**What you are asked to do:**
Using the entries that follow, establish how many lines contain the word "cafe" and give only that figure.

**Supplied material:**
-*-

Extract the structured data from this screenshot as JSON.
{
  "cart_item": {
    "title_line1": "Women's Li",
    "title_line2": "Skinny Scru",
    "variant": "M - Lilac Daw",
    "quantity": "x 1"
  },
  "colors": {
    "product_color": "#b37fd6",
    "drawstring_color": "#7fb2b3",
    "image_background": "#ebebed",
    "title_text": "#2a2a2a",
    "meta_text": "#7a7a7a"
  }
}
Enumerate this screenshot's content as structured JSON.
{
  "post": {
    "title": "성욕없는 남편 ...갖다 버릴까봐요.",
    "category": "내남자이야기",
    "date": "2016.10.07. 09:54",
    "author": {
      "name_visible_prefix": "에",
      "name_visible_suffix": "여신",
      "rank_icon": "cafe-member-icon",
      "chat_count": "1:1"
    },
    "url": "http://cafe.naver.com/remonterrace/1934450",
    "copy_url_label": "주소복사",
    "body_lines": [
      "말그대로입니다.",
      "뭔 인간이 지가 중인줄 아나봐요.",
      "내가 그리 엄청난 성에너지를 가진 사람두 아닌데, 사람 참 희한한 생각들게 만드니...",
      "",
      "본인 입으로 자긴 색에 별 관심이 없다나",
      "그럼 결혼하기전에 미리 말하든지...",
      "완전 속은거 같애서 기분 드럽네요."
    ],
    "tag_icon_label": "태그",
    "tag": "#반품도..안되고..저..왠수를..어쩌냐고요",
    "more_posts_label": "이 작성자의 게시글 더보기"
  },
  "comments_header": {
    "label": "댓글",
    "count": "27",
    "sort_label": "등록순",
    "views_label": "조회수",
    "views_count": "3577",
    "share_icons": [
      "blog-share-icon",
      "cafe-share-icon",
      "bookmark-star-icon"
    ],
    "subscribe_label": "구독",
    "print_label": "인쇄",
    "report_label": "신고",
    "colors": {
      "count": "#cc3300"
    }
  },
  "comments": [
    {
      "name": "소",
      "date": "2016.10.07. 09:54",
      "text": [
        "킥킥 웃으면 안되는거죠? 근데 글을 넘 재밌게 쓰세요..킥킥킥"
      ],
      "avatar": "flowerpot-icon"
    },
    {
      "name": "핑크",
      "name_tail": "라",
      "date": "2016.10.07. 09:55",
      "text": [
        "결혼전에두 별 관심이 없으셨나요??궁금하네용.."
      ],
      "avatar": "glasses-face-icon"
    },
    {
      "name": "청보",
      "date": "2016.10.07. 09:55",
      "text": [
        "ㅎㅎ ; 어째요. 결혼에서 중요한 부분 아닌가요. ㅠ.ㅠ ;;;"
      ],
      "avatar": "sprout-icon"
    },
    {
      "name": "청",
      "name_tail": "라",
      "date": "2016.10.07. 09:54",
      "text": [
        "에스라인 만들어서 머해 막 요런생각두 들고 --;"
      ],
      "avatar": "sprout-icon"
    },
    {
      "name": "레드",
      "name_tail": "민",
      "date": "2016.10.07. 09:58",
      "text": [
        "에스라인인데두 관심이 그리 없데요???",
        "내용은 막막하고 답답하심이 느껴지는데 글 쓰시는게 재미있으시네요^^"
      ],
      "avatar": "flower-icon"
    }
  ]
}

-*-

**Answer below:**
3